*** Opening The records ***

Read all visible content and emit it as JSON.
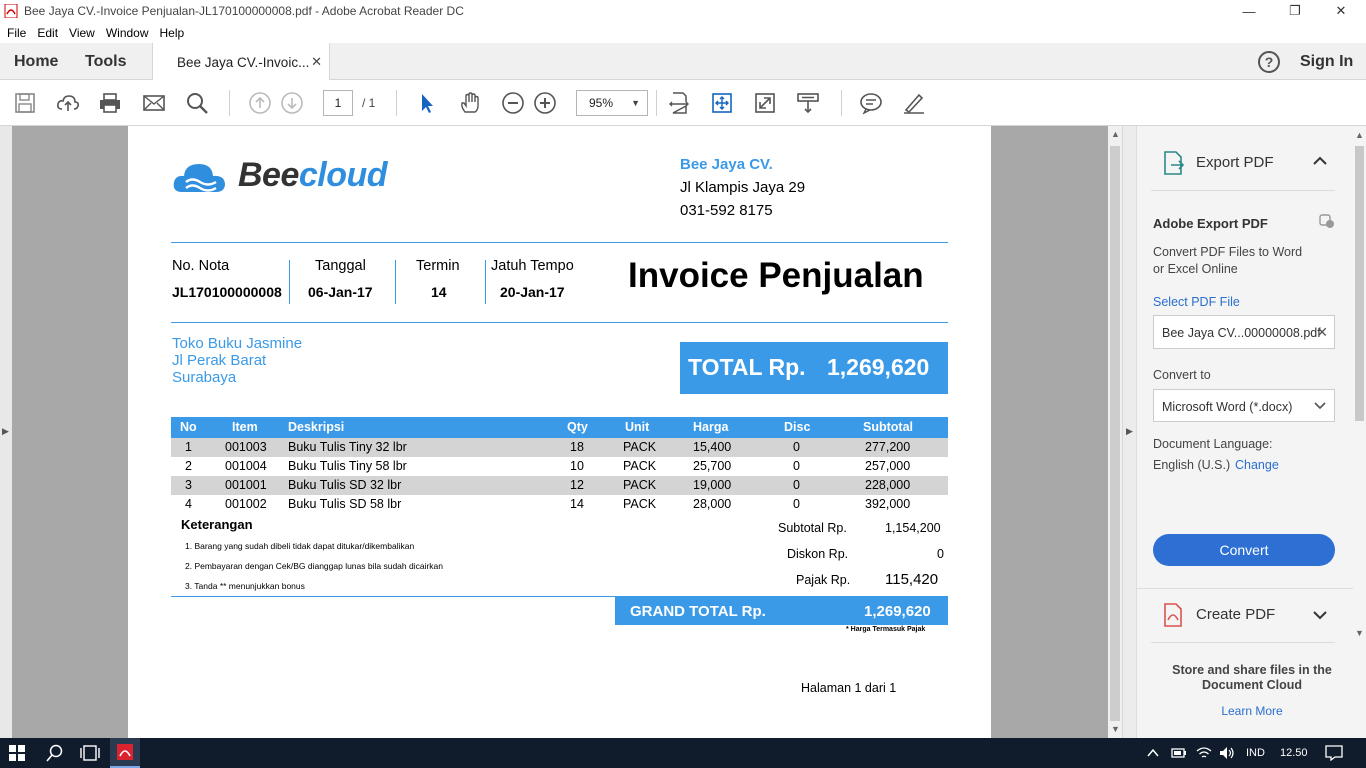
{
  "window": {
    "title": "Bee Jaya CV.-Invoice Penjualan-JL170100000008.pdf - Adobe Acrobat Reader DC",
    "minimize": "—",
    "maximize": "❐",
    "close": "✕"
  },
  "menu": [
    "File",
    "Edit",
    "View",
    "Window",
    "Help"
  ],
  "tabs": {
    "home": "Home",
    "tools": "Tools",
    "document": "Bee Jaya CV.-Invoic...",
    "close": "✕",
    "help": "?",
    "signin": "Sign In"
  },
  "toolbar": {
    "page_current": "1",
    "page_total": "/ 1",
    "zoom": "95%",
    "zoom_arrow": "▼"
  },
  "invoice": {
    "brand_name_part1": "Bee",
    "brand_name_part2": "cloud",
    "company_name": "Bee Jaya CV.",
    "company_address": "Jl Klampis Jaya 29",
    "company_phone": "031-592 8175",
    "title": "Invoice Penjualan",
    "meta": {
      "nota_label": "No. Nota",
      "nota_value": "JL170100000008",
      "tanggal_label": "Tanggal",
      "tanggal_value": "06-Jan-17",
      "termin_label": "Termin",
      "termin_value": "14",
      "jatuh_tempo_label": "Jatuh Tempo",
      "jatuh_tempo_value": "20-Jan-17"
    },
    "customer": {
      "name": "Toko Buku Jasmine",
      "address": "Jl Perak Barat",
      "city": "Surabaya"
    },
    "total_label": "TOTAL Rp.",
    "total_value": "1,269,620",
    "columns": [
      "No",
      "Item",
      "Deskripsi",
      "Qty",
      "Unit",
      "Harga",
      "Disc",
      "Subtotal"
    ],
    "rows": [
      {
        "no": "1",
        "item": "001003",
        "desc": "Buku Tulis Tiny 32 lbr",
        "qty": "18",
        "unit": "PACK",
        "harga": "15,400",
        "disc": "0",
        "subtotal": "277,200"
      },
      {
        "no": "2",
        "item": "001004",
        "desc": "Buku Tulis Tiny 58 lbr",
        "qty": "10",
        "unit": "PACK",
        "harga": "25,700",
        "disc": "0",
        "subtotal": "257,000"
      },
      {
        "no": "3",
        "item": "001001",
        "desc": "Buku Tulis SD 32 lbr",
        "qty": "12",
        "unit": "PACK",
        "harga": "19,000",
        "disc": "0",
        "subtotal": "228,000"
      },
      {
        "no": "4",
        "item": "001002",
        "desc": "Buku Tulis SD 58 lbr",
        "qty": "14",
        "unit": "PACK",
        "harga": "28,000",
        "disc": "0",
        "subtotal": "392,000"
      }
    ],
    "keterangan_label": "Keterangan",
    "notes": [
      "1. Barang yang sudah dibeli tidak dapat ditukar/dikembalikan",
      "2. Pembayaran dengan Cek/BG dianggap lunas bila sudah dicairkan",
      "3. Tanda ** menunjukkan bonus"
    ],
    "subtotal_label": "Subtotal Rp.",
    "subtotal_value": "1,154,200",
    "diskon_label": "Diskon Rp.",
    "diskon_value": "0",
    "pajak_label": "Pajak Rp.",
    "pajak_value": "115,420",
    "grand_total_label": "GRAND TOTAL Rp.",
    "grand_total_value": "1,269,620",
    "tax_note": "* Harga Termasuk Pajak",
    "page_footer": "Halaman 1 dari  1"
  },
  "panel": {
    "export_title": "Export PDF",
    "adobe_export_title": "Adobe Export PDF",
    "description_line1": "Convert PDF Files to Word",
    "description_line2": "or Excel Online",
    "select_label": "Select PDF File",
    "selected_file": "Bee Jaya CV...00000008.pdf",
    "convert_to_label": "Convert to",
    "convert_to_value": "Microsoft Word (*.docx)",
    "language_label": "Document Language:",
    "language_value": "English (U.S.)",
    "change_link": "Change",
    "convert_button": "Convert",
    "create_pdf": "Create PDF",
    "cloud_line1": "Store and share files in the",
    "cloud_line2": "Document Cloud",
    "learn_more": "Learn More"
  },
  "taskbar": {
    "language": "IND",
    "time": "12.50"
  },
  "colors": {
    "accent_blue": "#3b9ae8",
    "button_blue": "#2d6fd3",
    "taskbar": "#101c2c"
  }
}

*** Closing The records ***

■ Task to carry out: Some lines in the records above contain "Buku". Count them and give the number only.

■ Solution for this problem: 5